Mary may have been a poor girl who grew up on a hillside; perhaps even a poor girl who grew up in a hillside; “a teenage bride betrothed to a local man likely her elder; and almost certainly illiterate with no formal education.”  But, she was also a proud Nazarean. One who recognized that many good things came from her hometown. Mary understood what it means to have loving parents and kind neighbors. In her town were many people “who walked humbly with their God and who watched for good things to grow in unexpected places. 
You may recall that the book of Isaiah contains “images of a frail shoot, a broken blade of grass, and a barely smoldering candlewick.” Each represents precarious signs of life.  Each is a reminder that “God can do so much with so little.”  And here, in the story of Mary, we find the continuation of that narrative. For, at Christmas, “love was reborn into the life of a young, illiterate woman.” 

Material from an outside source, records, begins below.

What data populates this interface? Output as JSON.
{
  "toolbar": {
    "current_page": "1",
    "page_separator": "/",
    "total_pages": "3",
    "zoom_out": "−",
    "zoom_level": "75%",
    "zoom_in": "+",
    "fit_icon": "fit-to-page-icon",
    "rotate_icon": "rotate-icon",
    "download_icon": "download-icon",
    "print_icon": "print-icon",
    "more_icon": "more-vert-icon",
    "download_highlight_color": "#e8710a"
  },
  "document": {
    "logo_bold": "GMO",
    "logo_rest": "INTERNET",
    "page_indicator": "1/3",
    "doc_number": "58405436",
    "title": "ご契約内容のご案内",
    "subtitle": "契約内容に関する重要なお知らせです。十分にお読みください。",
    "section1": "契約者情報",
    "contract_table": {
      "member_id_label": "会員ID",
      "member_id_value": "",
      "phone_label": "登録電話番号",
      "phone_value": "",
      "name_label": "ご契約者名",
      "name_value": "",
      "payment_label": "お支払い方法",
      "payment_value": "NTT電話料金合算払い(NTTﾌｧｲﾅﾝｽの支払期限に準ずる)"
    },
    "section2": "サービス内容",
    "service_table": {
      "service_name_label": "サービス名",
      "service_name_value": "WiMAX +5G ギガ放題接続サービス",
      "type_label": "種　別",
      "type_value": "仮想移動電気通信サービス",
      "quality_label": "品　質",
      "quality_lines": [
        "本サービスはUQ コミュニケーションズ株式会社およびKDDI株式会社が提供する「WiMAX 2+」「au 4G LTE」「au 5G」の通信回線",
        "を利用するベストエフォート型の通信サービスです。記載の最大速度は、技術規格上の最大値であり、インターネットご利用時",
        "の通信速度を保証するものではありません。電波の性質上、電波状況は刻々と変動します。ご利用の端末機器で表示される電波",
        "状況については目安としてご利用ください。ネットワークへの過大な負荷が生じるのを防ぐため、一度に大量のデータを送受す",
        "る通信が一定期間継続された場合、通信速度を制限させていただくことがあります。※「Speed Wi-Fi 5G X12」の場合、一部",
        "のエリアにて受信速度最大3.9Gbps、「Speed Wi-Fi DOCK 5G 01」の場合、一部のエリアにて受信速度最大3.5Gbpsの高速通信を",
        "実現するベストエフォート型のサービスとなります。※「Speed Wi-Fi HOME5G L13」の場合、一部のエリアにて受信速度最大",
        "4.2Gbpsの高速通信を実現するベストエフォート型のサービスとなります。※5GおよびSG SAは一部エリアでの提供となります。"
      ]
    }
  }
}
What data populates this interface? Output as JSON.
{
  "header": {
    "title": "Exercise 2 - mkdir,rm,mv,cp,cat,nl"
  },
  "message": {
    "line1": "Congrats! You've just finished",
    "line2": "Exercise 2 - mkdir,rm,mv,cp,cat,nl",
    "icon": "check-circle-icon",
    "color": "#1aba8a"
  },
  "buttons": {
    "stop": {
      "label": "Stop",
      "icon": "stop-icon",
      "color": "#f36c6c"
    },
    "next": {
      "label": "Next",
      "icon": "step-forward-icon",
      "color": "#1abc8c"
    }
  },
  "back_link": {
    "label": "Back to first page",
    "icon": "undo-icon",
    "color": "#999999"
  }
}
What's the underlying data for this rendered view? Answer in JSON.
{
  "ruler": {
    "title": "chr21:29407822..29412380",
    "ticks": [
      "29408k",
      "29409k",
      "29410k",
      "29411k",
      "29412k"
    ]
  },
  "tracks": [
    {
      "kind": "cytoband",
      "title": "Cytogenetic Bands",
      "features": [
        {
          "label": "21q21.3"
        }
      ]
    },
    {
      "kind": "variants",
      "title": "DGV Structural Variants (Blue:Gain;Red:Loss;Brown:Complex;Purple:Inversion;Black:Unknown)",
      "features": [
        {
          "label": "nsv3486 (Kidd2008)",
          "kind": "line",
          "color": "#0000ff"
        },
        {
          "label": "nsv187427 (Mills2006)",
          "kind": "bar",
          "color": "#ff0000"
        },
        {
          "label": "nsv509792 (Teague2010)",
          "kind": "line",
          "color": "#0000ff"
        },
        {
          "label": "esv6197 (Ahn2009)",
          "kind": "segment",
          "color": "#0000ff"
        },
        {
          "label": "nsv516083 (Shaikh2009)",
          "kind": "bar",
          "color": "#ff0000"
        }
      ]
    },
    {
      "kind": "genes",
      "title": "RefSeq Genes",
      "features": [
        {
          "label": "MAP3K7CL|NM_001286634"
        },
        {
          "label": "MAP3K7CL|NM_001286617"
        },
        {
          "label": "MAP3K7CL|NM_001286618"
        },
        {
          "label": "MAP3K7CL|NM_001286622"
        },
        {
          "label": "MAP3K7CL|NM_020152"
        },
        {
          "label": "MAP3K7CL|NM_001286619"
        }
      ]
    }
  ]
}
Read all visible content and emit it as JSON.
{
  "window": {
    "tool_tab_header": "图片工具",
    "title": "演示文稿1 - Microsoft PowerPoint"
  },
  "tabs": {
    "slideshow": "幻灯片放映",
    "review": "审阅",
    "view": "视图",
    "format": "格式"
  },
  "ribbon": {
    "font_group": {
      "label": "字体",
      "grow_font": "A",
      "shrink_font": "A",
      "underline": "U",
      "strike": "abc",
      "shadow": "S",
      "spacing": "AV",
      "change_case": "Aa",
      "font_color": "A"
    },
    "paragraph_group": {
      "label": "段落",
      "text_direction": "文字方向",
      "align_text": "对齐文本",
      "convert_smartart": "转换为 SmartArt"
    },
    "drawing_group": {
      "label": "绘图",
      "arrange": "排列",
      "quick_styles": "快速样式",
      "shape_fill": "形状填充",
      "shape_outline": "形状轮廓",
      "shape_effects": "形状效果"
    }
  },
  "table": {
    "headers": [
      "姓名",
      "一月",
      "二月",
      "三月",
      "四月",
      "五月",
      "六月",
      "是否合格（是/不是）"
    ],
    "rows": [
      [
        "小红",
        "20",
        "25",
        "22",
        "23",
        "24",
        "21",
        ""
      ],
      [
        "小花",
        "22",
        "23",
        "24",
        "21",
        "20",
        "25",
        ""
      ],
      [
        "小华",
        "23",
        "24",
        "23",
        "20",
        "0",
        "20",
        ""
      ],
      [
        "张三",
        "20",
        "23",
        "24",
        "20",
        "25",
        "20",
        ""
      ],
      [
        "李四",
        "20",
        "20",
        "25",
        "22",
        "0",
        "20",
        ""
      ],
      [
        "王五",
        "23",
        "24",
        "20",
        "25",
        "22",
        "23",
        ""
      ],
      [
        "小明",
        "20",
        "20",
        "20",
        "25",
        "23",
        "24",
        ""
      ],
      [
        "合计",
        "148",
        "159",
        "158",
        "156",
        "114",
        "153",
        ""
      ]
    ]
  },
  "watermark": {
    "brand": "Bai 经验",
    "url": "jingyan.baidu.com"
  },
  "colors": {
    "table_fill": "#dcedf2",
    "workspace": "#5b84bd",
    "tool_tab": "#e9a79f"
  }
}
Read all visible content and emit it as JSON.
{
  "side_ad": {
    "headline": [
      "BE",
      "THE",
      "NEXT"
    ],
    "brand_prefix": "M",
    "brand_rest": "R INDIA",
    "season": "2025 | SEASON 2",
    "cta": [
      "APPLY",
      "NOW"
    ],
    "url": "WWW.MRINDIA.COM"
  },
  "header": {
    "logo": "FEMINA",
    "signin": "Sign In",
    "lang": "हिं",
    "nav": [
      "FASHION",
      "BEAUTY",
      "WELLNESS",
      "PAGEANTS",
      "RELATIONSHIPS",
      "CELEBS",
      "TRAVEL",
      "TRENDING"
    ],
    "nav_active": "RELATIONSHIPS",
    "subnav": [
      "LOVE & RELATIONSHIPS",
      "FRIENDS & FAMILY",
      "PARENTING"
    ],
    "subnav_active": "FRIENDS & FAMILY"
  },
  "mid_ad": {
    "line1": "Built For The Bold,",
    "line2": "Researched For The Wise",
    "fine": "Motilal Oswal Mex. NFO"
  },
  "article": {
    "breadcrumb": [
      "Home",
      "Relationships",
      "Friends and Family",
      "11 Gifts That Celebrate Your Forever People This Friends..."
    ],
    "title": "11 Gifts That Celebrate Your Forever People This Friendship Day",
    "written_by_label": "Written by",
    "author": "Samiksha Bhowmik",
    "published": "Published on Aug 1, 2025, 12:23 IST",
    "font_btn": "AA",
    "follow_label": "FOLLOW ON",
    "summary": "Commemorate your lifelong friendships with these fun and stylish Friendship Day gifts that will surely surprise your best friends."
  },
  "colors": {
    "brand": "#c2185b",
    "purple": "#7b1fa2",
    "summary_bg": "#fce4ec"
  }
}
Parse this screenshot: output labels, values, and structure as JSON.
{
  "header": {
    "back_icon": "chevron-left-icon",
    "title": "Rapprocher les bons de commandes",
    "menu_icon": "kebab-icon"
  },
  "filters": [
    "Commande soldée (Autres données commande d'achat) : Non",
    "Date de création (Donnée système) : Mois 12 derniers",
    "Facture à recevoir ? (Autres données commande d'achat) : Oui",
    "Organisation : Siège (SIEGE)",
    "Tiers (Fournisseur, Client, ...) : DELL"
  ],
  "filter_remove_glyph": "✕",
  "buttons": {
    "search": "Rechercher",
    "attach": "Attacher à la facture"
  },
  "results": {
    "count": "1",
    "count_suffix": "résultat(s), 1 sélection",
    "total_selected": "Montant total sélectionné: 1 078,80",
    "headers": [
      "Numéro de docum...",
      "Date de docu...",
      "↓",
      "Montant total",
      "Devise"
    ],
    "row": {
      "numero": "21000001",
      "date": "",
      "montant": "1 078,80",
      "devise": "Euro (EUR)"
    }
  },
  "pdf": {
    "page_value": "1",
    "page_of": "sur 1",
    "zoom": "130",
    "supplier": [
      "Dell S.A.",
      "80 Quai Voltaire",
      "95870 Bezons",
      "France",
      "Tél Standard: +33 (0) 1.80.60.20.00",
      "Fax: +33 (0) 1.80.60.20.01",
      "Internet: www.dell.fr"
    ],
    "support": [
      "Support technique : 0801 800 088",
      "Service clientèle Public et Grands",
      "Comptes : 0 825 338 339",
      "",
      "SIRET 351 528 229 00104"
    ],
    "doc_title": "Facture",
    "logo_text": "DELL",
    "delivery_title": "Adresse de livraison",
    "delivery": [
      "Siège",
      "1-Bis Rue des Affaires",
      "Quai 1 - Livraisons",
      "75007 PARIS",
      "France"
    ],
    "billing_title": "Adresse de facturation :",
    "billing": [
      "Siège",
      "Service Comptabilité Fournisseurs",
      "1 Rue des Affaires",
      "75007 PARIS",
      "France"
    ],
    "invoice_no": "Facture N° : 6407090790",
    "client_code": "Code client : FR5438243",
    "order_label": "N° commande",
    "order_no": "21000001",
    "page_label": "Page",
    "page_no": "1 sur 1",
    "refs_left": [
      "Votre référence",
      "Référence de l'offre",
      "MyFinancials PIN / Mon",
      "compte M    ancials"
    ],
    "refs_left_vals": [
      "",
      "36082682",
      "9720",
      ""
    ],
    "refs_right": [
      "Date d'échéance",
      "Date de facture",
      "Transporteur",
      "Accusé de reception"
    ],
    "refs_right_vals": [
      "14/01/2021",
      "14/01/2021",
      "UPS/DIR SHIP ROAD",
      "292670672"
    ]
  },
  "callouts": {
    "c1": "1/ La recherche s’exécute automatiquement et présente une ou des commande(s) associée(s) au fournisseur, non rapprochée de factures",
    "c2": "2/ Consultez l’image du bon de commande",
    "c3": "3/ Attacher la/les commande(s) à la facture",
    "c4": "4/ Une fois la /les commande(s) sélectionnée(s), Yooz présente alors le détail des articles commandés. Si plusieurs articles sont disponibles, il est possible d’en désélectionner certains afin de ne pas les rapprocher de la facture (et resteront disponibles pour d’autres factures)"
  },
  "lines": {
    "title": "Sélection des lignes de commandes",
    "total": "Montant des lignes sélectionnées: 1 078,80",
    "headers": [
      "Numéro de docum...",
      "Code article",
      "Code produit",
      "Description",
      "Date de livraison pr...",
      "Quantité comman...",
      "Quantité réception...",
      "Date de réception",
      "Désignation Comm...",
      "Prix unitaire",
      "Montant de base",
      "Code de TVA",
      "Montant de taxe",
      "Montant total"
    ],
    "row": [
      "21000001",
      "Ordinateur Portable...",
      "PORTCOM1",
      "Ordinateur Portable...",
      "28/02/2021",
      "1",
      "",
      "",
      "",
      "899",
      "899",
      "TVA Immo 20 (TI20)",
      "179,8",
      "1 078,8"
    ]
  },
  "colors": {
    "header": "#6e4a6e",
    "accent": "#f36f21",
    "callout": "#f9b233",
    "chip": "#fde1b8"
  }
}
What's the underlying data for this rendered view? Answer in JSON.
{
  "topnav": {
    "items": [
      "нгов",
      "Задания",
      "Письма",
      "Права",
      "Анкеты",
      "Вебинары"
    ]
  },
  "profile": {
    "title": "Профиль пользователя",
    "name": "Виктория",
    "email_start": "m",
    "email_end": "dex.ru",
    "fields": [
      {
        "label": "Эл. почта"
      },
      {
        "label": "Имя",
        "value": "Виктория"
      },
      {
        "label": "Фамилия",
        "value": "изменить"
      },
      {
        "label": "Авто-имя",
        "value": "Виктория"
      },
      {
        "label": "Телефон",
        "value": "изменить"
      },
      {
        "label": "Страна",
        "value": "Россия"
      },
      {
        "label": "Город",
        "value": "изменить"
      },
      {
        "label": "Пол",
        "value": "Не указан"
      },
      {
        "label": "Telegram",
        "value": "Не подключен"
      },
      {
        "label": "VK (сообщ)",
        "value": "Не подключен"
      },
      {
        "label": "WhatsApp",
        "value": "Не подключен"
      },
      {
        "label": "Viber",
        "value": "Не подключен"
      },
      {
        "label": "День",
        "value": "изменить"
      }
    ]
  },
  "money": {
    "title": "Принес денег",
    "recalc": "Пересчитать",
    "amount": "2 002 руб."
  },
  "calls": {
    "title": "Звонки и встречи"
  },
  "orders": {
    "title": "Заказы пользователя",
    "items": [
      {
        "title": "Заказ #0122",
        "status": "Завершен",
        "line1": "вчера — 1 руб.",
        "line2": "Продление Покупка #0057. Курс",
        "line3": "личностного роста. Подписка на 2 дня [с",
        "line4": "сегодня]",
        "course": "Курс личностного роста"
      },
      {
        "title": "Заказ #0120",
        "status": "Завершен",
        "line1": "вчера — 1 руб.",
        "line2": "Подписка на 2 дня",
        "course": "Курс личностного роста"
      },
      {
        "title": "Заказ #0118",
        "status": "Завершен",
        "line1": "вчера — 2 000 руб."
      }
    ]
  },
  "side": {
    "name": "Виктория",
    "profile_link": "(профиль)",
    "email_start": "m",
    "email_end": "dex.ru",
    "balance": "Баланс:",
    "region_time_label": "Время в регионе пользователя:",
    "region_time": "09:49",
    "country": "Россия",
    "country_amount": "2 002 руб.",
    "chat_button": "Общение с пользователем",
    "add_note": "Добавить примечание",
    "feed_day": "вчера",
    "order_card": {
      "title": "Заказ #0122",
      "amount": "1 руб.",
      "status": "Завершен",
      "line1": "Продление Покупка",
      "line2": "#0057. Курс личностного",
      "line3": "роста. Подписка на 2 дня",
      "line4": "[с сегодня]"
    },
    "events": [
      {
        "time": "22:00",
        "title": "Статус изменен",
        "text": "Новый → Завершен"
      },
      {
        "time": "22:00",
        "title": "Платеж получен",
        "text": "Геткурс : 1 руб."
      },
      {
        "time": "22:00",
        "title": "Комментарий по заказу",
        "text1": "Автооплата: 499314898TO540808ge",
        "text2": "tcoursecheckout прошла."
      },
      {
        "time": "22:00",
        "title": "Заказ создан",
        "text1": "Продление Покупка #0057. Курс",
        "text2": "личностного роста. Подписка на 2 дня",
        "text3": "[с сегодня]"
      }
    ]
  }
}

It’s always fascinating how the holy family is depicted. Often, their clothes are pristine. Their hair is perfect. Their features are attractive. But, in reality, Mary “had no form or majesty that we should look at her, nothing in her appearance that we should desire to be like her. Or rather, there was nothing in her appearance that we should desire to be like her until Gabriel said, ‘Mary, God loves you beyond measure, will be kind to you, and has a very important role for you in the history of the world.’ And after that, when people have seen the face of Mary, we have seen the face of God.” 
A frail shoot. A broken blade of grass. A barely smoldering candlewick. A tiny infant wrapped in swaddling clothes. Today, we rejoice at the coming of our Lord, and remember the one who was chosen to bear the Son of God, giving thanks that God is able to do so much with so very little. Thanks be to God. Amen.
 https://fortune.com/2019/07/14/real-estate-spain-depopulation-villages-rural/. Accessed on December 10, 2019.
 Jessica Renee Patchett, “Love: What Are You Waiting For?” Journal for Preachers (Advent 2019), 25.
 Patchett, 25.
 Patchett, 25.
 Patchett, 25
 Pratchett, 25.
 Leanne Van Dyk, Connections: A Lectionary Commentary for Preaching and Worship, Year A, Volume 1, ed. Joel B. Green (Westminster John Knox Press, 2019), 19.
 Van Dyk, 19.
 Patchett, 27.
 Patchett, 27.